An alternative option, however, may be to approach a Credit Counselling service.
These are usually non-profit organizations (although there are some private ones, too).
They can help by negotiating a Debt Management Plan with your creditors on your behalf, and may be able to arrange more favourable terms.
Again, this can ensure that you pay less in interest, or in some cases interest may be stopped altogether.
The end result is the same- you get out of debt faster.
It’s important to note, however, that there are some debts for which Credit Counselling and Debt Management plans are unfortunately not applicable.
For instance, if you owe money to the CRA or have a Student Loan that is 7 years old or more, this solution cannot be leveraged against these government debts.
The good news, however, is that you still have another strategy to try.
Get in touch with a Licensed Insolvency Trustee
As useful as non-profit Credit Counselling services can be, they are not able to advise you on all the options available to you.
On the other hand, a Licensed Insolvency Trustee can help to provide debt management relief that nobody else can access.
They can, for example, act as a Proposal Administrator if you choose to set up a Consumer Proposal with your creditors.
This may help you to write off up to 80% of your debt and freeze interest and charges.
All you need is for a 51% majority of your creditors to agree to the terms, and all are legally bound by them whether they agreed or not.
Alternatively, they can help you with the logistics of filing for Bankruptcy, ensuring that you make good on your obligations within the crucial first 9 months.

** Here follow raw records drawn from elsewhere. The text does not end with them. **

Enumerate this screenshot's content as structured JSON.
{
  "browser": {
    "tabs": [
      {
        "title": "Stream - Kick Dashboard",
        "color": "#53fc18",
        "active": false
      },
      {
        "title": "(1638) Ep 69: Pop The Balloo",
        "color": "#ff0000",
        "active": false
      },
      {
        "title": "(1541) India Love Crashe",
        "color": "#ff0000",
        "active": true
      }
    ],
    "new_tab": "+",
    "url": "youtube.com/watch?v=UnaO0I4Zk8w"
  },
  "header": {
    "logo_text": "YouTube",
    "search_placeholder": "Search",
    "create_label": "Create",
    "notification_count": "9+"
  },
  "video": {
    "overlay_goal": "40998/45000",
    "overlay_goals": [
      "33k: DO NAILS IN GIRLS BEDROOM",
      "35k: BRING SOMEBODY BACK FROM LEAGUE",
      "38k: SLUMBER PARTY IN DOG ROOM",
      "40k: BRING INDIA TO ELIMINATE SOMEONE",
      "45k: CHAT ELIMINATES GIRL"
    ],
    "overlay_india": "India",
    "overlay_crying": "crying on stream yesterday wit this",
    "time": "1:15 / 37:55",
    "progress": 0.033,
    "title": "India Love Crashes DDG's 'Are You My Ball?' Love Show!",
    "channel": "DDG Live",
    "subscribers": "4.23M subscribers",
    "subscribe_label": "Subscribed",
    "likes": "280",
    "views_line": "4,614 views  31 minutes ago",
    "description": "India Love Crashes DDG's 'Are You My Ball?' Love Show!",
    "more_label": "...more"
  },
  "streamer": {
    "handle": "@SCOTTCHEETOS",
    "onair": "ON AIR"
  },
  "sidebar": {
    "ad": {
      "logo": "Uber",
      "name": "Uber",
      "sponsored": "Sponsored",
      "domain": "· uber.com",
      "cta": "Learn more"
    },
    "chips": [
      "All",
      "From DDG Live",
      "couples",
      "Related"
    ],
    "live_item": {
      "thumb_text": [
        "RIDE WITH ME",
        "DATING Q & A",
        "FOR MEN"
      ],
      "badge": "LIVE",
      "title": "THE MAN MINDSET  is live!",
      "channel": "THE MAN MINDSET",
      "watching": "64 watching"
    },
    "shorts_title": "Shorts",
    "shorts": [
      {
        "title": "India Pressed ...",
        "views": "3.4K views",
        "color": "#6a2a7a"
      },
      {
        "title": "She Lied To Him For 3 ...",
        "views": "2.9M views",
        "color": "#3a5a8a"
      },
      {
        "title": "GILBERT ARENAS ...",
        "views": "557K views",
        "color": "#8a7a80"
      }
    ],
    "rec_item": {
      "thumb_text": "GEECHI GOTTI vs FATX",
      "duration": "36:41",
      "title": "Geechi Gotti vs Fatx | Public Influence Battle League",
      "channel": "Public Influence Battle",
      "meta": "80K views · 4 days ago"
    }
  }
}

This can ensure that your debts are automatically discharged and that your claim doesn’t go to court.
How we can help
At Bankruptcy Canada, we’ve been helping people from all walks of life to escape the financial, emotional and psychological stranglehold that debt has placed on their day-to-day lives.
We can help you to find a Licensed Trustee who can act in your best interests and advise on the best solution for your unique needs.
Want to know more?
Get in touch with us today on (877)879-4770.
We’ll be happy to arrange a risk-free, zero-obligation and 100% confidential callback.
Information on Consumer Proposals
Consumer Proposals in Canada – An Alternative to Bankruptcy
What is a Consumer Proposal?
How to Amend a Consumer Proposal
What are the Benefits of a Consumer Proposal?
What are the Steps in a Proposal?
Consumer Proposal Eligibility
What Debts Are Erased in a Consumer Proposal?
Is There Life After a Proposal?
How to File for Bankruptcy
What is Bankruptcy?
How Does Bankruptcy Work?
What is the Cost of Bankruptcy in Canada?
How to Rebuild Credit Following Bankruptcy
Personal Bankruptcy in Canada
What Debts are Erased in Bankruptcy?